-- WHAT IS EXPECTED --
Working from the entries below, count every line that includes the word "Effects". Return the figure alone.

-- DATA FOR ANALYSIS --
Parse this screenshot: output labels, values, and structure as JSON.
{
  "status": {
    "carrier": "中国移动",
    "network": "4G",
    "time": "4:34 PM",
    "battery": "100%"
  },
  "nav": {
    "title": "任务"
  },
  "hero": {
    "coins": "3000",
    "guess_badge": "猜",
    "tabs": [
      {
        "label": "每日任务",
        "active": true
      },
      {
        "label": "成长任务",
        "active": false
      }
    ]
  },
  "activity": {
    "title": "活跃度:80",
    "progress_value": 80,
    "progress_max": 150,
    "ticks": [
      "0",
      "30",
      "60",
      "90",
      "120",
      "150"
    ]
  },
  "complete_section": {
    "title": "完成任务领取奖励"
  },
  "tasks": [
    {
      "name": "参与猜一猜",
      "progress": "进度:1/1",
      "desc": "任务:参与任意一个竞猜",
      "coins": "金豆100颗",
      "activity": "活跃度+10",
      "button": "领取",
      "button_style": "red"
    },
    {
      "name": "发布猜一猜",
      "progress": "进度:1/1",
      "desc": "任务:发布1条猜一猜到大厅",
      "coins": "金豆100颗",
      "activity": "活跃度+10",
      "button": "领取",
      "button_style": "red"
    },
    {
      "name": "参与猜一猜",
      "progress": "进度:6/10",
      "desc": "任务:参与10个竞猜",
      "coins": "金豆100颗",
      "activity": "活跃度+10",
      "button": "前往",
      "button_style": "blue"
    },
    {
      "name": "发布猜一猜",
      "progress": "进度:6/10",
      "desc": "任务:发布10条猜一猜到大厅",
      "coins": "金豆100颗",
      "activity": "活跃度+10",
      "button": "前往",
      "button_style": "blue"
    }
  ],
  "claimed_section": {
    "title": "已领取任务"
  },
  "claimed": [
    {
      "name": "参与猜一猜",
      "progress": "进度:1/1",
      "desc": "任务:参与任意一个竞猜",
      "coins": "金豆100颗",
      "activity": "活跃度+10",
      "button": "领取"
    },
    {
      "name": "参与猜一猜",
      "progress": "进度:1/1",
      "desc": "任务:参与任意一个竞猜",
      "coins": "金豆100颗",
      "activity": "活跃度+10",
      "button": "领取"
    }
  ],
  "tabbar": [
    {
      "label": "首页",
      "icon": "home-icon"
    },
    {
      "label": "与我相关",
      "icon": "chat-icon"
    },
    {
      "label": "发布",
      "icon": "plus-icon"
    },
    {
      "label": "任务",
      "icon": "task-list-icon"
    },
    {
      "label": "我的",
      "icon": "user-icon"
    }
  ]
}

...

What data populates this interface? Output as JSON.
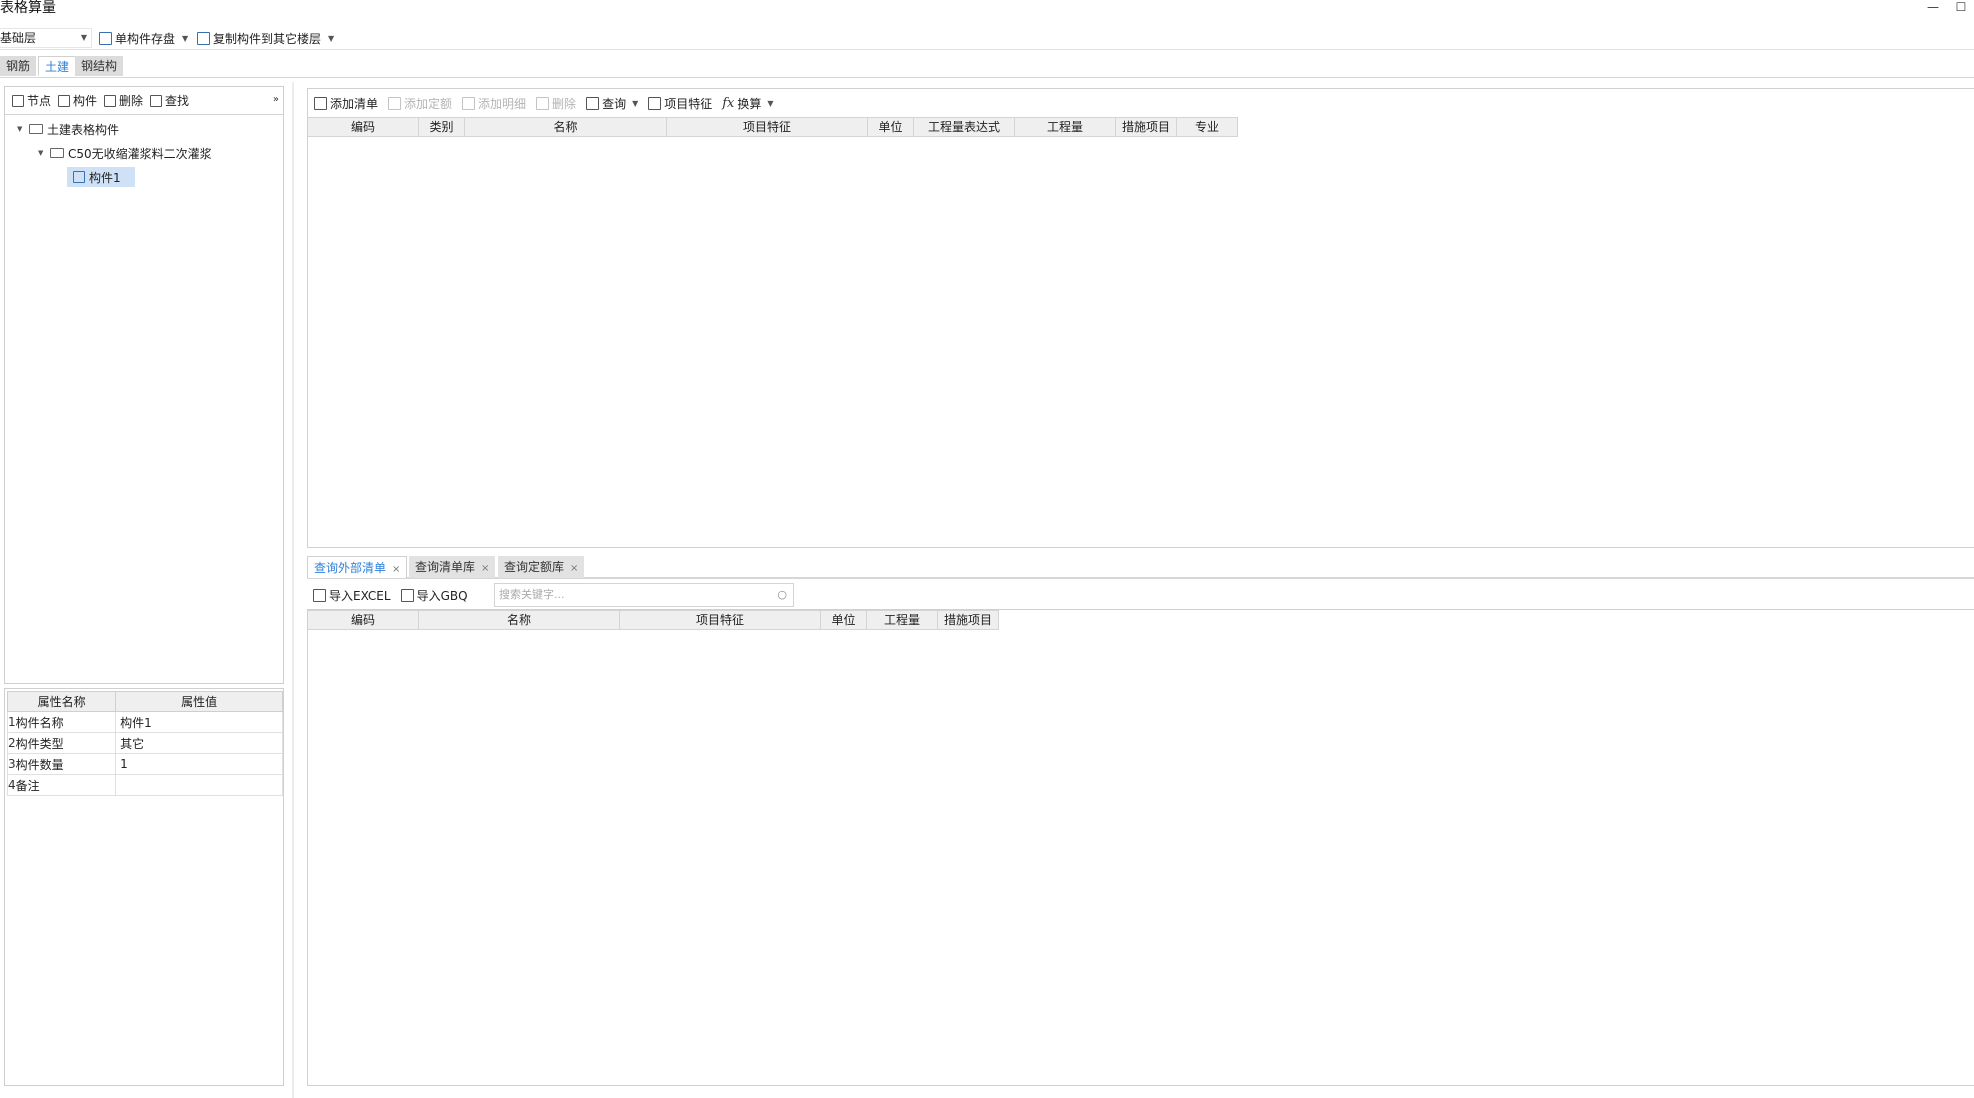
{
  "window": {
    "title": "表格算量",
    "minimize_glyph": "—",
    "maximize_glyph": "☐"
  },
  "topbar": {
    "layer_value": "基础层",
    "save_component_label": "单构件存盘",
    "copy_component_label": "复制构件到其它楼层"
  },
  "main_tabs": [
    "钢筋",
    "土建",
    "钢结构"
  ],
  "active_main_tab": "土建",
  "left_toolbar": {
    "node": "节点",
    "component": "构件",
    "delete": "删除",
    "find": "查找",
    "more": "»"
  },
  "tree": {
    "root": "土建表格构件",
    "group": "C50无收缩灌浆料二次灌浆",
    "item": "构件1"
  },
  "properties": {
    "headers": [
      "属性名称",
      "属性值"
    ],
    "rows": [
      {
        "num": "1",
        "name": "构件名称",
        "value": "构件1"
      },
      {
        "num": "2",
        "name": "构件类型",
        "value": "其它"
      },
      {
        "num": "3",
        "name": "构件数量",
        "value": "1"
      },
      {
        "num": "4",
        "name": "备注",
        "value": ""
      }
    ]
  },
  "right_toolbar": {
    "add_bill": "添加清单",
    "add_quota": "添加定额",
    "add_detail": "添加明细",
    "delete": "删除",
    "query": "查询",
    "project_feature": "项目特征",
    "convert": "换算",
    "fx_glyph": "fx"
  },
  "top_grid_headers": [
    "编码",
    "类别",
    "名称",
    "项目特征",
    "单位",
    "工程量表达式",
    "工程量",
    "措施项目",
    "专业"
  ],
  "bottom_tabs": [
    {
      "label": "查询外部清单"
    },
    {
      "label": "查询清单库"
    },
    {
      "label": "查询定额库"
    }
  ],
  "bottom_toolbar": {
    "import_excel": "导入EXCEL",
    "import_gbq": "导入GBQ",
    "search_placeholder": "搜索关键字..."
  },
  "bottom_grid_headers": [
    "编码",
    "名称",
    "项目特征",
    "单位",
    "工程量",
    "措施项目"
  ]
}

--

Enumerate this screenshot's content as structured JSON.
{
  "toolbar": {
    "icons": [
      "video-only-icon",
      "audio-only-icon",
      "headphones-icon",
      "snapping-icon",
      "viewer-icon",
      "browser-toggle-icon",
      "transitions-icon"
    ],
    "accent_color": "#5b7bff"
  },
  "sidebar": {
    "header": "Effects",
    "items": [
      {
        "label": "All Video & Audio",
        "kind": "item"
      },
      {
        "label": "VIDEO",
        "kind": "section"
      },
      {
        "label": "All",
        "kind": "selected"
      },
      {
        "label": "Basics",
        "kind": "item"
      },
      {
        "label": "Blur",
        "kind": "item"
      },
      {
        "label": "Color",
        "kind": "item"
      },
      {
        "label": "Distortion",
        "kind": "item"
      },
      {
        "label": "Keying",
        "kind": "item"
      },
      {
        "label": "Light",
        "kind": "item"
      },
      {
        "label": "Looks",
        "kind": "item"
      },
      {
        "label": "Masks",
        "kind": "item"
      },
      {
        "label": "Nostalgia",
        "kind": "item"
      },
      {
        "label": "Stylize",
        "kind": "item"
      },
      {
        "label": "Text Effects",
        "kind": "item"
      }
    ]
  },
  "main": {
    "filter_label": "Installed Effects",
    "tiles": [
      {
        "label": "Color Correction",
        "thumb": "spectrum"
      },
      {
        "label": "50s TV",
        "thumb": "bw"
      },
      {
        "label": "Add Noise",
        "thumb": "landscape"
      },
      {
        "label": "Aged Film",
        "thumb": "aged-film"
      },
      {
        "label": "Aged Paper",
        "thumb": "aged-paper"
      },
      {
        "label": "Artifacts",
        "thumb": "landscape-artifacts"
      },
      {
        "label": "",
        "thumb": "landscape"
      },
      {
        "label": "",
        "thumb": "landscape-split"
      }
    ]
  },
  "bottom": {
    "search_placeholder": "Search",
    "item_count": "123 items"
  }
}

-- SOLVED EXERCISE --
3